The church has distributed food staples such as rice, sugar and cooking oil, but Saky said that the reserve is shrinking as she showed the sparse number of food items on the shelves of the diocese’s basement pantry. Previously, The Daily Star reported on an AUB study that found food insecurity among Iraqi refugees to be “alarmingly high.”
Meeting adequate nutrition needs is particularly challenging for families with children, and among families lacking strong social networks. Gladis Khamees was among the cluster of refugees at the Baabda diocese. An Assyrian Christian, she said she has asked for help from local NGOs and the U.N. in Lebanon, but lamented that receiving enough help is a challenge.
For Khamees and her children, life in Lebanon carries chronic uncertainty. “We don’t know what our fate will be here,” she said. Originally from Baghdad, she fled to Syria nearly four years ago. Last fall, the violence in the outskirts of Damascus had her fleeing across the Lebanese border.
Family members have helped her where they can with rent and food expenses, and she is actively seeking resettlement outside of Lebanon. “When we were in Syria, we were the No. 1 priority, but here [in Lebanon] the top priority is the Syrians,” she said. Acknowledging the needs of Syrian refugee influx, she added, “We understand this, but we are like them. The suffering is the same.”

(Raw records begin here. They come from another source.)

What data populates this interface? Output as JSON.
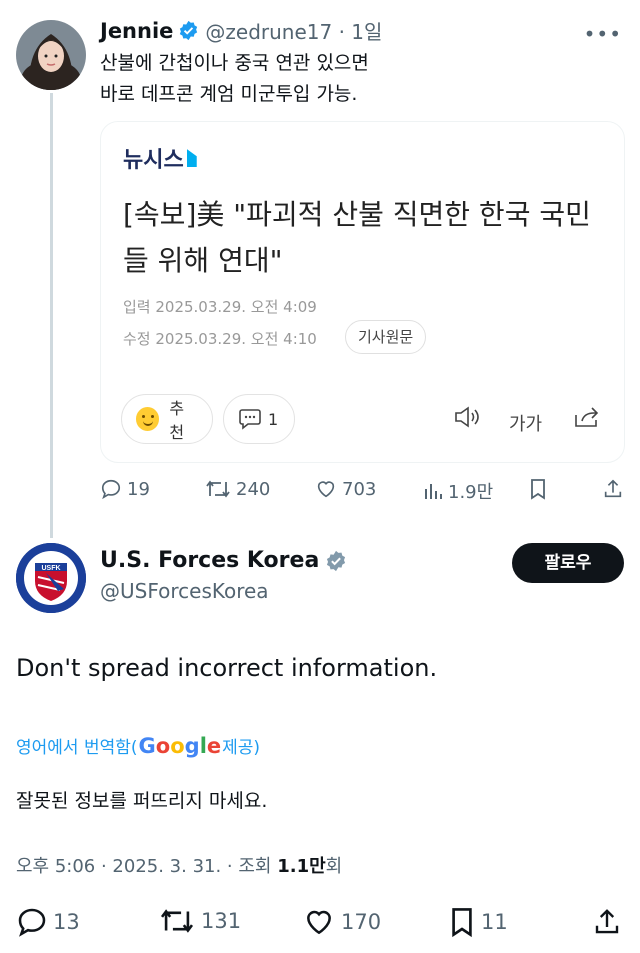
{
  "tweet1": {
    "name": "Jennie",
    "handle": "@zedrune17 · 1일",
    "more_icon": "more-icon",
    "text_line1": "산불에 간첩이나 중국 연관 있으면",
    "text_line2": "바로 데프콘 계엄 미군투입 가능.",
    "card": {
      "source": "뉴시스",
      "headline": "[속보]美 \"파괴적 산불 직면한 한국 국민들 위해 연대\"",
      "input_time": "입력 2025.03.29. 오전 4:09",
      "edit_time": "수정 2025.03.29. 오전 4:10",
      "original_button": "기사원문",
      "recommend_label": "추천",
      "comment_count": "1",
      "font_size_label": "가가"
    },
    "stats": {
      "replies": "19",
      "retweets": "240",
      "likes": "703",
      "views": "1.9만"
    }
  },
  "tweet2": {
    "name": "U.S. Forces Korea",
    "handle": "@USForcesKorea",
    "follow_label": "팔로우",
    "avatar_text": "USFK",
    "text": "Don't spread incorrect information.",
    "translate_prefix": "영어에서 번역함(",
    "translate_suffix": " 제공)",
    "translated_text": "잘못된 정보를 퍼뜨리지 마세요.",
    "time_prefix": "오후 5:06 · 2025. 3. 31. · 조회 ",
    "view_count": "1.1만",
    "view_suffix": "회",
    "stats": {
      "replies": "13",
      "retweets": "131",
      "likes": "170",
      "bookmarks": "11"
    }
  },
  "colors": {
    "accent": "#1d9bf0",
    "text": "#0f1419",
    "muted": "#536471",
    "border": "#eff3f4"
  }
}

To learn more about how to donate, call the Chaldean diocese at: +961-5-457-732 and +961-5-459-088. To donate directly: Credit Bank S.A.L., Shiyah branch, Beirut, Lebanon, Swift Code: CBCBLBBE, No: 803845, IBAN: LB65010300081010570803845003
by Sarah Weatherbee